Only a few years earlier the Coast Guard had successfully cleaned-up a nine million-gallon oil spill in the Gulf after Hurricane Katrina under the worst conditions imaginable. Unfortunately, few knew those lessons because the federal government’s massive “after action” report, which featured more than 100 recommendations about dealing with all the failures of the Katrina response, did not mention the success of the oil spill cleanup at all.

Kickstarting Adaptability

All of the practices above are inherent in nature itself. Natural ecosystems are diverse, resilient and even beautiful because they are made up of organisms, cells and genes that are each in their own ways using decentralized, redundant and symbiotic approaches to solve challenges in their environment.



And, they learn from their successes through replication and reproduction. Instead of running roughshod over ecosystems – as humans did when they carved a shipping lane through Louisiana’s wetlands (a pathway known as the Mississippi River Gulf Outlet that became a red carpet for Hurricane Katrina) – people should not only protect them but also adopt their practices in daily lives.

A simple step exists for anyone who wants to safely inculcate adaptable practices: It is to switch from giving orders to issuing challenges. An order is when a leader or small group of supposed experts decides what is best for everyone in their world and tells them what to do. By contrast, a challenge is when a leader identifies a critical problem and asks anyone to contribute to the solution. The incentive for responding may be a $1 million check or a certificate of achievement. It usually does not matter as long as respondents believe the challenge is interesting, and they are committed to the mission of the organization issuing the challenge.

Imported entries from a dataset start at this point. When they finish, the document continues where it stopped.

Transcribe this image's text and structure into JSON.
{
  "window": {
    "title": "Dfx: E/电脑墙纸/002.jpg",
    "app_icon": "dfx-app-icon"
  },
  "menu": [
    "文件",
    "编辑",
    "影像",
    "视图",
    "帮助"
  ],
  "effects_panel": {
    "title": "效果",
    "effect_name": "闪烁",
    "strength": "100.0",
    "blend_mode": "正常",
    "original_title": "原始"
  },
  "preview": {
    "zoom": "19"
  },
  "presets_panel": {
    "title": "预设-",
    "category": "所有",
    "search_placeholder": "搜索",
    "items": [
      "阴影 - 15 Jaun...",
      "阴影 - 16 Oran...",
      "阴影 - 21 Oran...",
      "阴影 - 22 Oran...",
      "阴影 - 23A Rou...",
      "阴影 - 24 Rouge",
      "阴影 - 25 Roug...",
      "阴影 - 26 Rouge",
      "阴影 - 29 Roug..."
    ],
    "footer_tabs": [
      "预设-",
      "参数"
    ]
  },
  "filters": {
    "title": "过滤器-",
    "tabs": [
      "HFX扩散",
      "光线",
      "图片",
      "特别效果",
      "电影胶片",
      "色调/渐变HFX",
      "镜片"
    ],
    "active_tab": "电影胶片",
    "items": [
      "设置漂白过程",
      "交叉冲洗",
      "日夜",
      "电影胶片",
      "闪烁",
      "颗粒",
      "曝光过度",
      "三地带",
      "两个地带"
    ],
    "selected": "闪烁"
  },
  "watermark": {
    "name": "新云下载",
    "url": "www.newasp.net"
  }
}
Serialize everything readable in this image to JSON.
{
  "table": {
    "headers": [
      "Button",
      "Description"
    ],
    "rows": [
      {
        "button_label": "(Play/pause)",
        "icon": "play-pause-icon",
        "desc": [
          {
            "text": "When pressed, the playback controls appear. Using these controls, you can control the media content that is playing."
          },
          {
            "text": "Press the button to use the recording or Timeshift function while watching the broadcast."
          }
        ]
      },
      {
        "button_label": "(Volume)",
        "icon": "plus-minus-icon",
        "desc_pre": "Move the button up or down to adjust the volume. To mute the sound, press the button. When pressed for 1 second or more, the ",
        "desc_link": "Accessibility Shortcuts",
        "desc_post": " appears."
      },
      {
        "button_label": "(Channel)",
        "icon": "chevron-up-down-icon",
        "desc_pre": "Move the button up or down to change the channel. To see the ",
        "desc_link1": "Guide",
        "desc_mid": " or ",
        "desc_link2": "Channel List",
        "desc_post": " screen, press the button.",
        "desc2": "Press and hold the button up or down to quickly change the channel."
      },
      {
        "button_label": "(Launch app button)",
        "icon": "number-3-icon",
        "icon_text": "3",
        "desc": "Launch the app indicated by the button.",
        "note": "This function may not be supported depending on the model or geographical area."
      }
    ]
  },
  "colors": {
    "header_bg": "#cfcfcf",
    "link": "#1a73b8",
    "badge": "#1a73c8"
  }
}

Challenge-based problem solving ends up naturally incorporating all practices of adaptable systems. By issuing the challenge broadly, multiple independent agents work to solve the problem. When these independent agents respond, it brings a creative redundancy that often results in unexpected solutions. In one of the first recorded challenges in which the early 18th Century British Parliament offered a prize for solving the problem of identifying a Sailor’s longitude at sea, it turned out to be a watchmaker who solved the challenge rather than an astronomer (as was expected to win). When these multiple redundant agents come together, they invariably realize they need each other’s skills to solve the challenge, and natural symbiotic partnerships emerge based on the problem at-hand. Finally, one can continue to realize benefits from challenge-based problem solving by culling from the winning solutions ideas for issuing a next generation challenge.

Almost everywhere challenges have substituted for orders, such as in the Department of Defense, space exploration, Fortune 500 companies, medicine and mathematics, and environmental restoration. Leaders have been amazed to find they have solved problems more effectively, quickly and inexpensively than they could have imagined. Just as today’s explorers of the natural world continue to be amazed by new findings, those who incorporate nature’s practices will find a continual source of wonder and satisfaction at the power of adaptability.